The answer should consist of every line in the material below that has the word "page".

§ Task data
+++

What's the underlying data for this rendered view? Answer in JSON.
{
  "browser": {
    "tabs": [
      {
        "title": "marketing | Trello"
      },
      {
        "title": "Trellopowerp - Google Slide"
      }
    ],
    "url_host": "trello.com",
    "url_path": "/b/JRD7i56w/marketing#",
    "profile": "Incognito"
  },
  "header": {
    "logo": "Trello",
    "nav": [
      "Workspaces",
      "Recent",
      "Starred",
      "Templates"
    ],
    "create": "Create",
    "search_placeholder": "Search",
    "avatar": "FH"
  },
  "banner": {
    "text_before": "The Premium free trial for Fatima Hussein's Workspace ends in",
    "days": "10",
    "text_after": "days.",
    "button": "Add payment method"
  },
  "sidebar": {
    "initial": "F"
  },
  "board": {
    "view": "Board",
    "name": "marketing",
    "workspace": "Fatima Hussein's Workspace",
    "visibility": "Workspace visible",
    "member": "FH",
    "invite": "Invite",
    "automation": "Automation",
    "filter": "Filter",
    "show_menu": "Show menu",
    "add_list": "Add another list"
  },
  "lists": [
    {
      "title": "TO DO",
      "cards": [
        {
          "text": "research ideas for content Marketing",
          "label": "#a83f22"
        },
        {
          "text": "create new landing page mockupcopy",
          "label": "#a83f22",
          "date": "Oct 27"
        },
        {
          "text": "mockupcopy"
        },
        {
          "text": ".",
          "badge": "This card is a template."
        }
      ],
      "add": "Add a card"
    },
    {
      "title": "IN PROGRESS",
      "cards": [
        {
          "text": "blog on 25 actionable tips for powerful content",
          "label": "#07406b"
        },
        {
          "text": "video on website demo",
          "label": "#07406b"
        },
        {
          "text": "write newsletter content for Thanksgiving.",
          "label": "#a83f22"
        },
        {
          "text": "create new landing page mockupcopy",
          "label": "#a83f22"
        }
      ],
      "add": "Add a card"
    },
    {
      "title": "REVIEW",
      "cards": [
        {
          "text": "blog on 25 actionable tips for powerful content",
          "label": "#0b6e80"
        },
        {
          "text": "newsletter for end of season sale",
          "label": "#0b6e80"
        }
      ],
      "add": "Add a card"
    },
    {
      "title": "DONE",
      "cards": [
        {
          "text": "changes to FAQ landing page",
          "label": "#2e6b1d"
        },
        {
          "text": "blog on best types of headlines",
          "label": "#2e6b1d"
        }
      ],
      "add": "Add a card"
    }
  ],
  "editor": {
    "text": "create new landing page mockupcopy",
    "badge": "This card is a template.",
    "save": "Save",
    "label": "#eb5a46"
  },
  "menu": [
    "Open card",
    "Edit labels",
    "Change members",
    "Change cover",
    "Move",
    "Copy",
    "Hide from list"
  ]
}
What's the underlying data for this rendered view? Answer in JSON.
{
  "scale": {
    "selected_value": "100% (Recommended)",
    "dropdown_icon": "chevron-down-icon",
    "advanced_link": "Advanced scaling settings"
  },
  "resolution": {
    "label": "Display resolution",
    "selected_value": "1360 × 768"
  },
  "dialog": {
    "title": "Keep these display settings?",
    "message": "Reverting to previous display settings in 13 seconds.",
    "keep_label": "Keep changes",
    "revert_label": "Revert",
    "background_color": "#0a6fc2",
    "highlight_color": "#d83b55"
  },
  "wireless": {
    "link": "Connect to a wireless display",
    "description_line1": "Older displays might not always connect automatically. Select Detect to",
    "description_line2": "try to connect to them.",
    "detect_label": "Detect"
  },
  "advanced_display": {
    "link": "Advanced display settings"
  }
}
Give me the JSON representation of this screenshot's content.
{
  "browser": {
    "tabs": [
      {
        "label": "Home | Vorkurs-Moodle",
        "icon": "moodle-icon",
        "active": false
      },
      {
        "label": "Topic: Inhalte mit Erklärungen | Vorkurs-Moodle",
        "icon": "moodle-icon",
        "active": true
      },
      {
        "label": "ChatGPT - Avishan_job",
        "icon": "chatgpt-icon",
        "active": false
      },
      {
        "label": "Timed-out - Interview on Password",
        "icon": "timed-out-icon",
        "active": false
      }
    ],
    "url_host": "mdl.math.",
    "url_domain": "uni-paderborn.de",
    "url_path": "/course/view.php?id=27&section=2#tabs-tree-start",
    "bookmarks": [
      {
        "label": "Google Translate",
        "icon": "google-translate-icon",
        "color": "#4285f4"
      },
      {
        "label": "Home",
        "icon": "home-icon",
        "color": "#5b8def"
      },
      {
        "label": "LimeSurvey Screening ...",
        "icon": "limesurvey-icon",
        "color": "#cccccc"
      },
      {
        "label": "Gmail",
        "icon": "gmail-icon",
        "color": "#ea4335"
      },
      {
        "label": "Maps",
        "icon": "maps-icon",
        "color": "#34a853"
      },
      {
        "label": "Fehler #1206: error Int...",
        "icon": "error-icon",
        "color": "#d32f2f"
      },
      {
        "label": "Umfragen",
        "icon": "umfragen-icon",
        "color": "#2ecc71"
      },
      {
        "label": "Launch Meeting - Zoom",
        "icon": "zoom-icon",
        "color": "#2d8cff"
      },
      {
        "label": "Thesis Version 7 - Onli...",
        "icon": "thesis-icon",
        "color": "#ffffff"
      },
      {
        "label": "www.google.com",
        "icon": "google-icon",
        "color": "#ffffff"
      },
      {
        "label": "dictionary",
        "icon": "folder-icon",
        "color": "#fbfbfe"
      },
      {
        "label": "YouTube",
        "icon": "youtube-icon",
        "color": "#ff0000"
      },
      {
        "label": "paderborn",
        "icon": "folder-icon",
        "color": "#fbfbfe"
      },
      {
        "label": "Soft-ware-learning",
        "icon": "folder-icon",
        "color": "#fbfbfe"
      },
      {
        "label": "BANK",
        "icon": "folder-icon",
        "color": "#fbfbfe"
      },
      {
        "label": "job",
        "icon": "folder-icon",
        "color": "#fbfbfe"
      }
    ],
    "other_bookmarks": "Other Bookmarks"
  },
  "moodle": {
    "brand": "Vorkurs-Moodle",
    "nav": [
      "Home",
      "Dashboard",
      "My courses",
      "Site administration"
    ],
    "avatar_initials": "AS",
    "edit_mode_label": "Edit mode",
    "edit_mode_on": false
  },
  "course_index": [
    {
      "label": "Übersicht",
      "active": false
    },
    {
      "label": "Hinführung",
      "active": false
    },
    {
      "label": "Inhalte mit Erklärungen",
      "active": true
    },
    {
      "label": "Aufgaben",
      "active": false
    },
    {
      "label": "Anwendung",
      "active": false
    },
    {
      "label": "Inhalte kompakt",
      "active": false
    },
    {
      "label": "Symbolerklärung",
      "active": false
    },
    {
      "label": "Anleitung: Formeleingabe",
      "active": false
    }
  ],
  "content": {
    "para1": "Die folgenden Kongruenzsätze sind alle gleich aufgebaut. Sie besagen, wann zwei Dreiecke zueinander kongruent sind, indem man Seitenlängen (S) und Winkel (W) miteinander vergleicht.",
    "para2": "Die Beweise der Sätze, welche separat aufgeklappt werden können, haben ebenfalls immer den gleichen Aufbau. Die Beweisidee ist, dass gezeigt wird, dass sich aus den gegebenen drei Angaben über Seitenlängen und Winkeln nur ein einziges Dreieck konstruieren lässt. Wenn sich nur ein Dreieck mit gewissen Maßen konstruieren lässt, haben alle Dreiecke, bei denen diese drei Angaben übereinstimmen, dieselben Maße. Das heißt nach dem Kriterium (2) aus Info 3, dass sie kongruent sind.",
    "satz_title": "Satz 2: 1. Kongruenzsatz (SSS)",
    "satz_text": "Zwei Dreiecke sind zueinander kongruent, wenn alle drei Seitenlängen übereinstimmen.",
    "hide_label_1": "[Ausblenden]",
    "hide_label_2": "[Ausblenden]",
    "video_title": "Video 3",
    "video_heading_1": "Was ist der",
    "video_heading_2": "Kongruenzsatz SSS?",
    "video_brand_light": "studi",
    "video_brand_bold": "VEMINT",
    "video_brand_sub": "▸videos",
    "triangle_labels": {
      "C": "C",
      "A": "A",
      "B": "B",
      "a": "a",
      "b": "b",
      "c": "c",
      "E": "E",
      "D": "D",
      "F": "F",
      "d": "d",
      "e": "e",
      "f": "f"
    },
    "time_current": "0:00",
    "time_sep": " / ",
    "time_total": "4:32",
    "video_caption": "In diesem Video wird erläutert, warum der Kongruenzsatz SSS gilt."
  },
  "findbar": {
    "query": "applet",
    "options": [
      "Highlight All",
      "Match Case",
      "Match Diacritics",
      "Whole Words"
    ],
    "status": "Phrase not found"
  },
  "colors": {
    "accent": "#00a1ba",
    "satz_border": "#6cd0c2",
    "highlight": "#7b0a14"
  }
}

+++

§ Output for this task
          "text": "create new landing page mockupcopy",
          "text": "create new landing page mockupcopy",
          "text": "changes to FAQ landing page",
    "text": "create new landing page mockupcopy",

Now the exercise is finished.